WSJ, March 23, 2021, graphically demonstrates that going to all-electric cars will save the world. Well, maybe and maybe not. No mention of what side-effects will occur when mining all the stuff to make Evs and then disposing of all the chemicals and minerals and junk that makes Ev’s and keeps them running. Or the costs to taxpayers in taxes and liberty in the future that may crush the poor.
Ok, but this is a fun graphic article -click HERE to view.
Points made in the article
Carmakers, including General Motors Co. and Volkswagen AG, are retooling their companies to make electric vehicles on the premise that their battery-powered motors are cleaner than gas-burning engines.
Are EVs really better for the environment, though? A close look at all the factors shows they are—but it’s a complex answer with some asterisks.

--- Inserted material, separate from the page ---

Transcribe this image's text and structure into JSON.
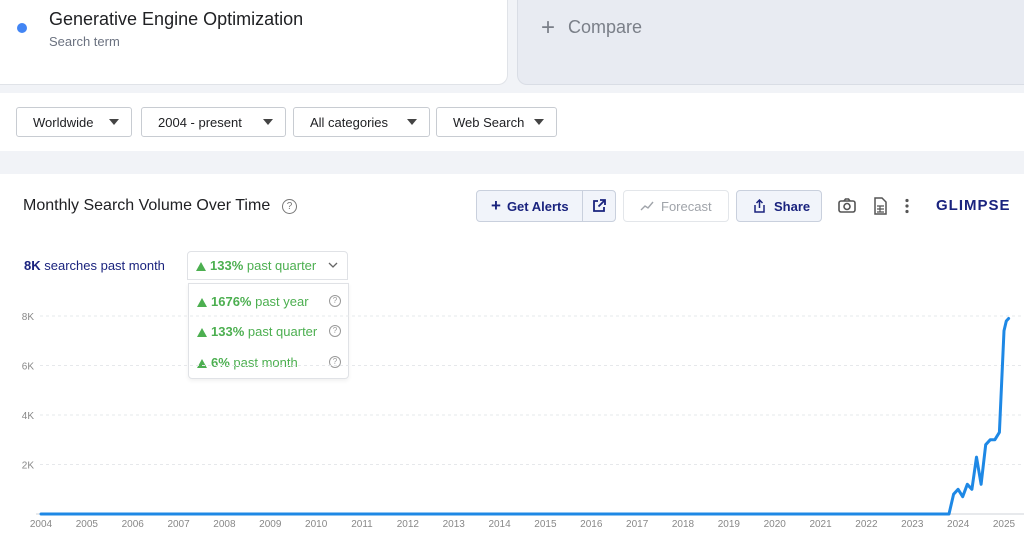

The environmental cost of a car includes both building it and fueling it. That means factoring in emissions associated with oil drilling and power plant smokestacks, as well as from mining metals such as nickel and cobalt that are needed for electric-car batteries.
How quickly the U.S. fleet switches from combustion engines to electric motors will have a huge effect on the country’s overall greenhouse gas emissions. Light-duty vehicles currently contribute 17% of the U.S. total.
To help prevent the global average temperature from rising more than two degrees Celsius, a goal of the Paris Agreement, cumulative U.S. vehicle emissions should be limited to 39 gigatons between 2019 and 2050
What if states push aggressive mandates similar to California, which said last fall that it wanted all new cars sold in the state to be EVs by 2035? Emissions would drop to 35.4 gigatons—below the two-degree threshold. Electricity use would grow astronomically, as would demand for minerals, but gasoline would shrink to 8% of 2020 levels.
What if the U.S. promotes EVs, and also pursues other strategies to reduce emissions, such as improving fuel efficiency, making cars lighter and decreasing miles traveled per person? Emissions would fall the most. Gas demand would drop. Electricity and minerals demand would rise—but not as sharply as in the California-style scenario.
No matter what kind of engines they run on, cars add to greenhouse gas emissions. But the data show that switching from gas to electric vehicles will make a huge impact. Consumers making individual choices between cars will make a difference. So will policy decisions made by governments and investments by companies as we drive into the future.
2019–2050 to keep emmissions at or below 39 GIGATONS